effects edl
Figure 4. Eye-dome lighting: no EDL occlusion on the left - EDL applied on the right

EDL can help to interpret datasets that have little or no visual variance. It is useful for 3D datasets in particular, such as CAD and BIM models, or point clouds. Eye-dome lighting is not recommended for 3D datasets that were captured using real-life photography, such as reality meshes.

Program: Setting the eye-dome lighting effect
map.effects.eyeDomeLighting = {
  window: 1,
  strength: 0.5
};

LuciadRIA allows you to control the:

  • window: to increase the thickness of the applied EDL shade

  • strength: to soften or harden the applied EDL shade

  • color: to change the color of the applied EDL shade

Technically, the lighting model applies a shade to each pixel, based on the depth difference between that pixel and its surrounding pixels. This implementation uses the GPU to calculate the effects on-the-fly based on what is visible in your view. You can toggle it on and off at any time with no additional overhead.

Eye-dome lighting has a fixed performance overhead that depends on two factors:

  • The pixel resolution of your map

  • The GPU of the client

The performance is not affected by the size of your dataset.

Eye-dome lighting only works on 3D maps. It has no effect on 2D maps.

Anti-aliasing effect

The anti-aliasing post-processing effect smooths hard edges of data that shows staircase pixels.

It is useful for 3D datasets in particular, such as CAD and BIM models with sharp edges and high-contrast colors.

Program: Setting the anti-aliasing effect
map.effects.antiAliasing = true;

LuciadRIA applies the FXAA algorithm for anti-aliasing.

Anti-aliasing has a fixed performance overhead that depends on two factors:

  • The pixel resolution of your map

  • The GPU of the client

The performance is not affected by the size of your dataset.

Anti-aliasing only works on 3D maps.
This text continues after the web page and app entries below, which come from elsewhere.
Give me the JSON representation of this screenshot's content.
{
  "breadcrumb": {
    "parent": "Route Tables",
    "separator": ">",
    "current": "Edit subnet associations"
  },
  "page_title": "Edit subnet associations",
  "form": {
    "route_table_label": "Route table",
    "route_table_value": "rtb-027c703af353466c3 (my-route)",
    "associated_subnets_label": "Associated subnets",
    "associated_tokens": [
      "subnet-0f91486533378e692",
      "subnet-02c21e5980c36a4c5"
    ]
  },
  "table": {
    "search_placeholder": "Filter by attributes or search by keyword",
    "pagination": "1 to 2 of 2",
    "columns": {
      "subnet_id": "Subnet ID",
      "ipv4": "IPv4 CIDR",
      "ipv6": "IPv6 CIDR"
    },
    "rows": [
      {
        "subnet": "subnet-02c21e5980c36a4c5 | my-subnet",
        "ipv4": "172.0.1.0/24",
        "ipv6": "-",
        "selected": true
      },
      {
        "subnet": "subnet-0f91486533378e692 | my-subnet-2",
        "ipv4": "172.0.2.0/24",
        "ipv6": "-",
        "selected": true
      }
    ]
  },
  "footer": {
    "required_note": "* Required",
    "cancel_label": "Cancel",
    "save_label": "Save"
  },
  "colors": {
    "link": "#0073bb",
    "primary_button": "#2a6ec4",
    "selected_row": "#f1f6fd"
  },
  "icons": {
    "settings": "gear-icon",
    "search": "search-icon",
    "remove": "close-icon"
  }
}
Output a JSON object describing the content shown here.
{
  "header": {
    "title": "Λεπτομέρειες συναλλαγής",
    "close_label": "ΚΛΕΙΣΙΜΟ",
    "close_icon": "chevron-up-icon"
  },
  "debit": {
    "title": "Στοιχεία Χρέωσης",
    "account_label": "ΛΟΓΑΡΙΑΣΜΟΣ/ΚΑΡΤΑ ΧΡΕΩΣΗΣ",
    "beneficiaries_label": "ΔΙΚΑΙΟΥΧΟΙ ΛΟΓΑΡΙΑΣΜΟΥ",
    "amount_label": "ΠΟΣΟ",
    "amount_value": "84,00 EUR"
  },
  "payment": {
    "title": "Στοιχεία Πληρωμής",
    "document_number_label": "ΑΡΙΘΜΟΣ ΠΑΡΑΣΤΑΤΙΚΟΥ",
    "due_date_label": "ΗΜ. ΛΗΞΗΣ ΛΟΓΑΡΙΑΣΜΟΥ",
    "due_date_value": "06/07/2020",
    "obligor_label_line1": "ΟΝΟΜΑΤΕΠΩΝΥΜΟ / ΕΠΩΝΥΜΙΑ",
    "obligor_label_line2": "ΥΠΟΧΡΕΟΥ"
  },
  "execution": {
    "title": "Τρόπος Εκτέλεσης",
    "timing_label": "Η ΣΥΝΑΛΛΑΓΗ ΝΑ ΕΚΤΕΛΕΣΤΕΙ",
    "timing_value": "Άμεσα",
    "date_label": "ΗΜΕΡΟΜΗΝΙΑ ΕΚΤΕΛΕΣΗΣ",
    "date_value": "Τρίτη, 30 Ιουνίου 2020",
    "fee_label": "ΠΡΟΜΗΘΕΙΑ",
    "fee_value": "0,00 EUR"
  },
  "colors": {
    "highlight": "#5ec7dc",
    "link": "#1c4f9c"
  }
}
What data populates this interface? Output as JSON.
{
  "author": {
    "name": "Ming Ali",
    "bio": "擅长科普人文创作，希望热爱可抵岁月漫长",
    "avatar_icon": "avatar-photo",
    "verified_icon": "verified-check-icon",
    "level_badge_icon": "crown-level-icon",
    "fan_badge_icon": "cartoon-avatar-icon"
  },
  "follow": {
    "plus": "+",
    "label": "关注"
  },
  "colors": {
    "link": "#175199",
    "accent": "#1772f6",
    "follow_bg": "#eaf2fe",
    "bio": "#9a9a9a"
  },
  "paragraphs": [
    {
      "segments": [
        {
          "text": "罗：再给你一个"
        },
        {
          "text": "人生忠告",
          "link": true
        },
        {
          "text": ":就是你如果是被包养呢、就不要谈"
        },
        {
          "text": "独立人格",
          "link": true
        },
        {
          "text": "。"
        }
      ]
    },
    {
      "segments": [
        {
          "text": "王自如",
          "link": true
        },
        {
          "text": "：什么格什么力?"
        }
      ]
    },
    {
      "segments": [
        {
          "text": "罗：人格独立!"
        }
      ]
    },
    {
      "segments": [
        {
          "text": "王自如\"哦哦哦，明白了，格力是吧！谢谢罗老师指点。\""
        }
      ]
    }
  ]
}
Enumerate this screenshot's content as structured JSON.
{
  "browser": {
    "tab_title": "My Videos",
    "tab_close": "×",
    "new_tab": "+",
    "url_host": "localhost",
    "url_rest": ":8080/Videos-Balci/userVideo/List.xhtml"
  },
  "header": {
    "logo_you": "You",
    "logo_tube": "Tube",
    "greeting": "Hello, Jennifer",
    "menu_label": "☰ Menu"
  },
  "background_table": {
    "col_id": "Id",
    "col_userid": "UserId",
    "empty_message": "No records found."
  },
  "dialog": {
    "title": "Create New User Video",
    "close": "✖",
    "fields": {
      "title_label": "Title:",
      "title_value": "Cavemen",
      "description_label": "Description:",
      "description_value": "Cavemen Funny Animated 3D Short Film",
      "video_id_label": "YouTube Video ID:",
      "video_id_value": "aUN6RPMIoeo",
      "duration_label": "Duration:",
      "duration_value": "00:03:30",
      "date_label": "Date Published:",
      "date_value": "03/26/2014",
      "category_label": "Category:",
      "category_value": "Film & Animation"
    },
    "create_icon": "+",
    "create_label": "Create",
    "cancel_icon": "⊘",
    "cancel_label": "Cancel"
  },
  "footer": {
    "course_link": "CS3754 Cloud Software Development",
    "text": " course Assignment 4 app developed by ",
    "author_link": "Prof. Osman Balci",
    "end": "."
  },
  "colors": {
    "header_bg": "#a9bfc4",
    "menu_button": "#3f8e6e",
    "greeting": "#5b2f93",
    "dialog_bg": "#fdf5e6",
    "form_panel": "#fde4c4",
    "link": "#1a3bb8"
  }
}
It has no effect on 2D maps. In 2D views, most content is typically already anti-aliased: imagery can be smoothed up-front, lines are smoothed while they are painted, and icons can be smoothed upon creation.